La Esperanza

The Hacienda La Esperanza was established in the 1830's by Fernando Fernandez, a Spanish Navy Captain who arrived in Puerto Rico in the late 1700s.  In the 1850's after Fernando's death, his eldest son, José Ramón Fernandez Martinez (ca. 1808-1883), inherited the property and developed it into one of the largest on the island becoming one of the wealthiest men of his time.  His prominence earned him (some say allowed him to buy) the nobility title of "Marqués de la Esperanza".  Fernando's other son, Manuel Fernandez Martinez, was also in the sugar business and developed the Hacienda Santa Ana , also established by his father.
La Esperanza installed a steam mill as early as 1841, the machinery pictured is a West Point Foundry steam engine installed in 1861 which allowed a 4-fold increase in sugar production, thus increasing the need for laborers.  At one point, there were over 170 slaves working at the hacienda, which had over 2,000 acres planted with sugarcane. 
Before his death in 1883, Jose Ramón had mortgaged La Esperanza to the Colonial Company Ltd of London who ended up foreclosing on the property and selling it to Wenceslao Borda Rueda (1840-1914) who had other dealings with the Colonial Company Ltd. as detailed in the  Central Canovanas  page.  In 1887 Borda converted La Esperanza to a cattle farm. 
In 1916 the heirs of Wenceslao Borda Rueda and his Cuban born wife of German father Luisa Klugkist Avilés; Carlos, Leopoldo and US Consul in Puerto Rico Wenceslao Borda Klugkist, entered into a 12 year lease agreement of the hacienda with Jaime Calaf Collazo, owner at the time of Central Monserrate .  Four months later they established Borda & Calaf to whom Jaime Calaf sub-leased the hacienda.  During the 12 years all the sugarcane grown on the leased land was processed at the nearby Central Plazuela .  At the termination of the lease and the disolution of Borda & Calaf,  Jaime Calaf again leased the lands until 1938 and continued to grow sugarcane on it. 

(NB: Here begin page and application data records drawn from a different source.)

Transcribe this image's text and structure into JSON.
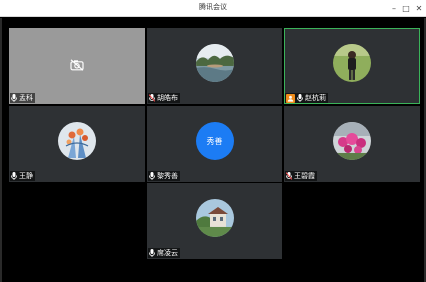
{
  "window": {
    "title": "腾讯会议",
    "minimize_glyph": "–",
    "maximize_glyph": "□",
    "close_glyph": "✕"
  },
  "participants": [
    {
      "name": "孟科",
      "video": "off",
      "mic": "muted"
    },
    {
      "name": "胡皓布",
      "video": "avatar",
      "mic": "muted"
    },
    {
      "name": "赵杭莉",
      "video": "avatar",
      "mic": "muted",
      "host": true,
      "speaking": true
    },
    {
      "name": "王静",
      "video": "avatar",
      "mic": "muted"
    },
    {
      "name": "黎秀善",
      "video": "text-avatar",
      "avatar_text": "秀善",
      "mic": "muted"
    },
    {
      "name": "王碧霞",
      "video": "avatar",
      "mic": "muted"
    },
    {
      "name": "席凌云",
      "video": "avatar",
      "mic": "muted"
    }
  ],
  "colors": {
    "tile_bg": "#2e3134",
    "camera_off_bg": "#9a9a9a",
    "active_border": "#3bb35a",
    "text_avatar_bg": "#1c7cf4",
    "host_badge": "#f08c1a"
  }
}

The Hacienda and its 2,000 plus acres were acquired in 1975 by The Conservation Trust of Puerto Rico, a non-governmental entity.  The first gallery is of pictures from 1968 obtained from the Library of Congress.  Comparing pictures in both galleries it is easy to see the excellent work done by the Conservation Trust in restoring this property.  The Jamaican Train, where the kettles were placed in series from bigger to smaller to "cook" and reduce the cane juice to molasses, can be clearly identified in both galleries as is the "casa de purga"  or purge house where the "bocoyes" or large wooden barrels filled with "wet" sugar from the last kettle of the Jamaican Train were let to stand for days to extract by the dripping method the excessive moisture from the muscavado sugar. 
The document  HACIENDA LA ESPERANZA SUGAR MILL STEAM ENGINE  is very good reading containing more about the uniqueness of its steam engine and the history of this Ingenio.